There are many benefits of using Geo Cellular Confinement Systems (GCCS) to the project owner and/or contractor. Less gravel is used with this system, which means less gravel to truck to the job site (less carbon footprint), and, therefore mining of the gravel, which is a more sustainable approach to construction. So, instead of using 18 inches of gravel underneath, you now use 12 inches of gravel. Plus, the GCCS system performs as good as having 18 or 20” of gravel underneath.
The benefits are for both wet setting or dry setting because both scenarios use gravel as sub-base. Particularly, important for dry-set because dry-set has two ways of failure. One, water washing away under the pavers and creating voids. The second type of failure is pavers “walking” off the edge or spreading out because the gravel is heaving and setting back down, repeatedly during freeze/thaw cycles. It pushes up and settles back down. Each time those pavers have a propensity to spread apart each time, maybe a 1/100th of an inch, and when you have 40 freeze/thaw cycles in a year, it adds up. It is called creep or spreading by having a confined gravel system underneath.
Problems can be mitigated with GCCS to about 90% of the time. With a concrete pad, the whole pad isn’t going to creep, but it can crack from heaving. So, having the cellular confinement below the slab mitigates the chance of it cracking. When the gravel is confined, it eliminates 90% of the chance of the slab from heaving. Now, if you have a pool of water underneath and didn’t plan the water escape route, you have a cistern underneath your project installation. Of course, you must excavate and dig, as part of the installation, but you must plan where the water is going to go. Once it rains, it’s going to go underneath and lay in a puddle, especially when you have ground that doesn’t percolate well, and that’s a whole other technical issue If you have good, percolating soil like sandy soils percolate, it’s called percolate well, which means the water goes through it. Well, if you have clay soils underneath, the water doesn’t go through it. It just doesn’t. It just sits there. And then when it sits there, it freezes. What happens?

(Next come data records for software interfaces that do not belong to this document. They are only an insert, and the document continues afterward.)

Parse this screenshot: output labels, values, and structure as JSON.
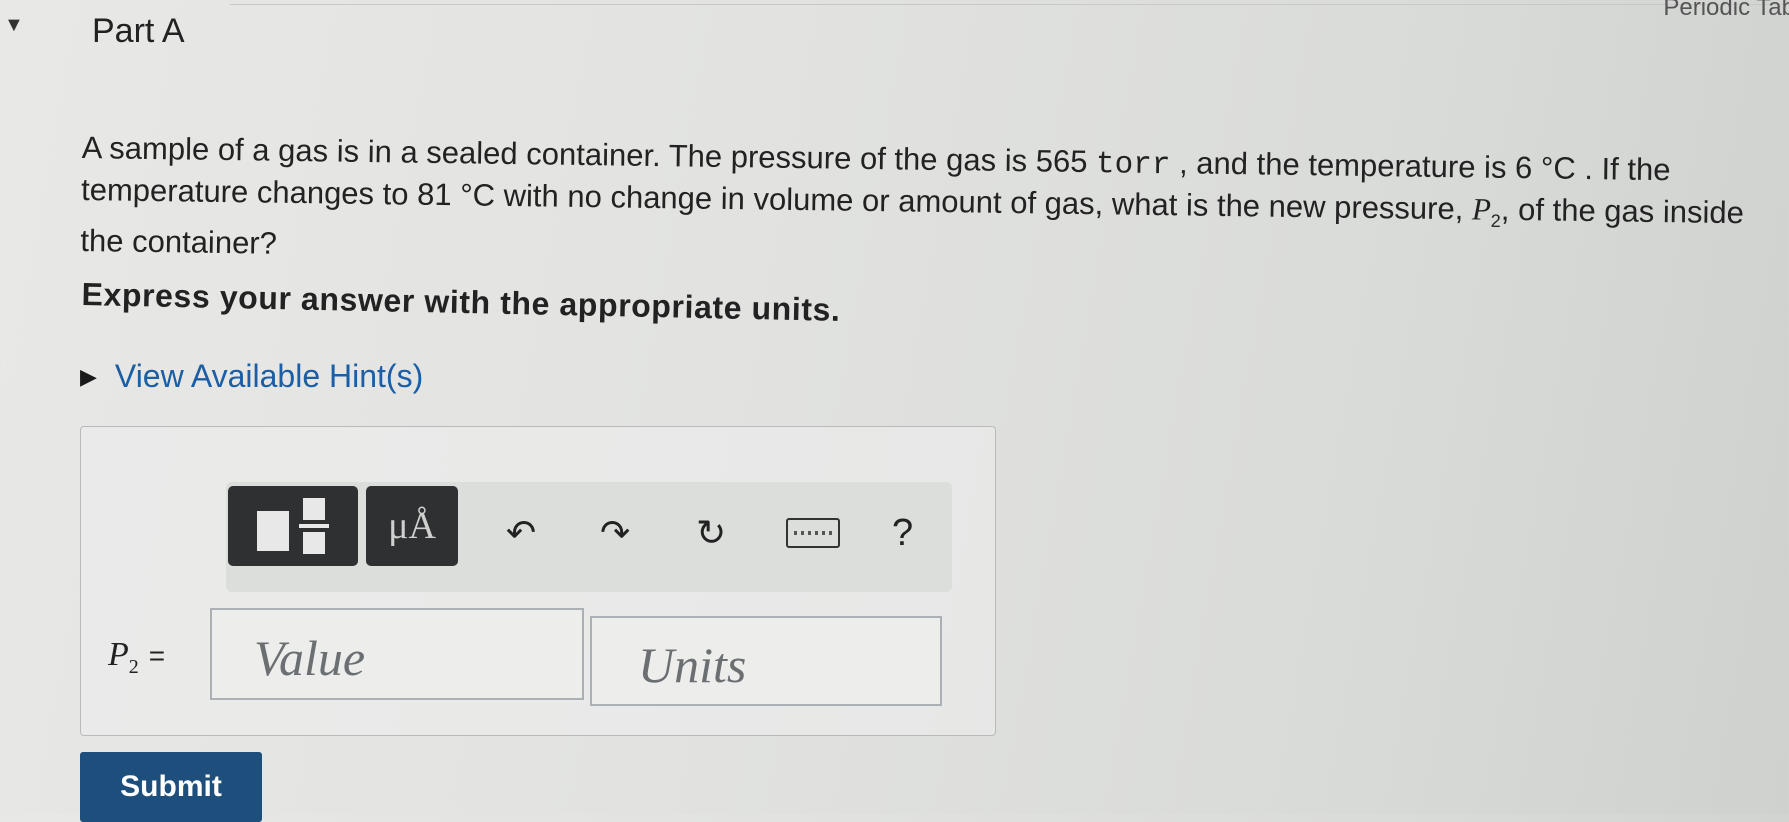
{
  "header": {
    "part_title": "Part A",
    "periodic_table_link": "Periodic Tab"
  },
  "question": {
    "line1_pre": "A sample of a gas is in a sealed container. The pressure of the gas is 565 ",
    "unit_torr": "torr",
    "line1_mid": " , and the temperature is 6 ",
    "deg_c1": "°C",
    "line1_post": " . If the",
    "line2_pre": "temperature changes to 81 ",
    "deg_c2": "°C",
    "line2_post": " with no change in volume or amount of gas, what is the new pressure, ",
    "var_p": "P",
    "var_sub": "2",
    "line2_end": ", of the gas inside",
    "line3": "the container?"
  },
  "instruction": "Express your answer with the appropriate units.",
  "hints": {
    "label": "View Available Hint(s)"
  },
  "toolbar": {
    "units_label": "μÅ",
    "undo_icon": "undo-icon",
    "redo_icon": "redo-icon",
    "reset_icon": "reset-icon",
    "keyboard_icon": "keyboard-icon",
    "help_label": "?"
  },
  "answer": {
    "variable": "P",
    "variable_sub": "2",
    "equals": "=",
    "value_placeholder": "Value",
    "units_placeholder": "Units"
  },
  "submit_label": "Submit"
}
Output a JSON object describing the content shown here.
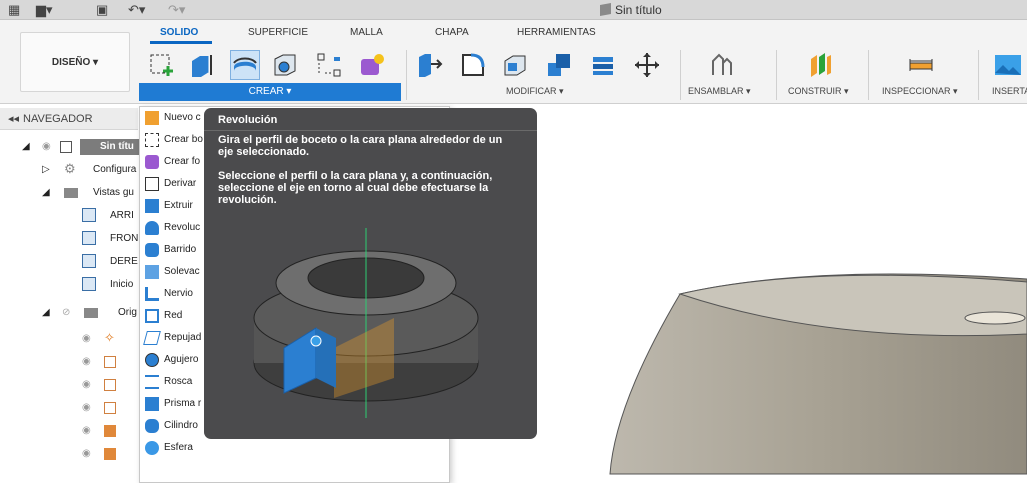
{
  "window": {
    "doc_title": "Sin título"
  },
  "toolbar": {
    "grid_icon": "grid-icon",
    "file_icon": "file-icon",
    "save_icon": "save-icon",
    "undo_icon": "undo-icon",
    "redo_icon": "redo-icon"
  },
  "ribbon": {
    "workspace_label": "DISEÑO ▾",
    "tabs": [
      "SOLIDO",
      "SUPERFICIE",
      "MALLA",
      "CHAPA",
      "HERRAMIENTAS"
    ],
    "active_tab": "SOLIDO",
    "groups": {
      "crear": "CREAR ▾",
      "modificar": "MODIFICAR ▾",
      "ensamblar": "ENSAMBLAR ▾",
      "construir": "CONSTRUIR ▾",
      "inspeccionar": "INSPECCIONAR ▾",
      "insertar": "INSERTA"
    },
    "accent_color": "#1f7bd3"
  },
  "navigator": {
    "header": "NAVEGADOR",
    "items": [
      {
        "label": "Sin títu"
      },
      {
        "label": "Configura"
      },
      {
        "label": "Vistas gu"
      },
      {
        "label": "ARRI"
      },
      {
        "label": "FRON"
      },
      {
        "label": "DERE"
      },
      {
        "label": "Inicio"
      },
      {
        "label": "Orig"
      },
      {
        "label": ""
      },
      {
        "label": ""
      },
      {
        "label": ""
      },
      {
        "label": ""
      },
      {
        "label": ""
      },
      {
        "label": ""
      }
    ]
  },
  "crear_menu": {
    "items": [
      {
        "label": "Nuevo c"
      },
      {
        "label": "Crear bo"
      },
      {
        "label": "Crear fo"
      },
      {
        "label": "Derivar"
      },
      {
        "label": "Extruir"
      },
      {
        "label": "Revoluc"
      },
      {
        "label": "Barrido"
      },
      {
        "label": "Solevac"
      },
      {
        "label": "Nervio"
      },
      {
        "label": "Red"
      },
      {
        "label": "Repujad"
      },
      {
        "label": "Agujero"
      },
      {
        "label": "Rosca"
      },
      {
        "label": "Prisma r"
      },
      {
        "label": "Cilindro"
      },
      {
        "label": "Esfera"
      }
    ]
  },
  "tooltip": {
    "title": "Revolución",
    "line1": "Gira el perfil de boceto o la cara plana alrededor de un eje seleccionado.",
    "line2": "Seleccione el perfil o la cara plana y, a continuación, seleccione el eje en torno al cual debe efectuarse la revolución."
  }
}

Frozen water expands, so you’re going to have heaving and then you’re going to have your slab cracking or you’re going to have the pavers going up and down, up and down, up and down and moving, and then the water goes down and washes out underneath them. So that’s why Geo cellular confinement systems are important for exterior installations and 100% important for dry-set installations.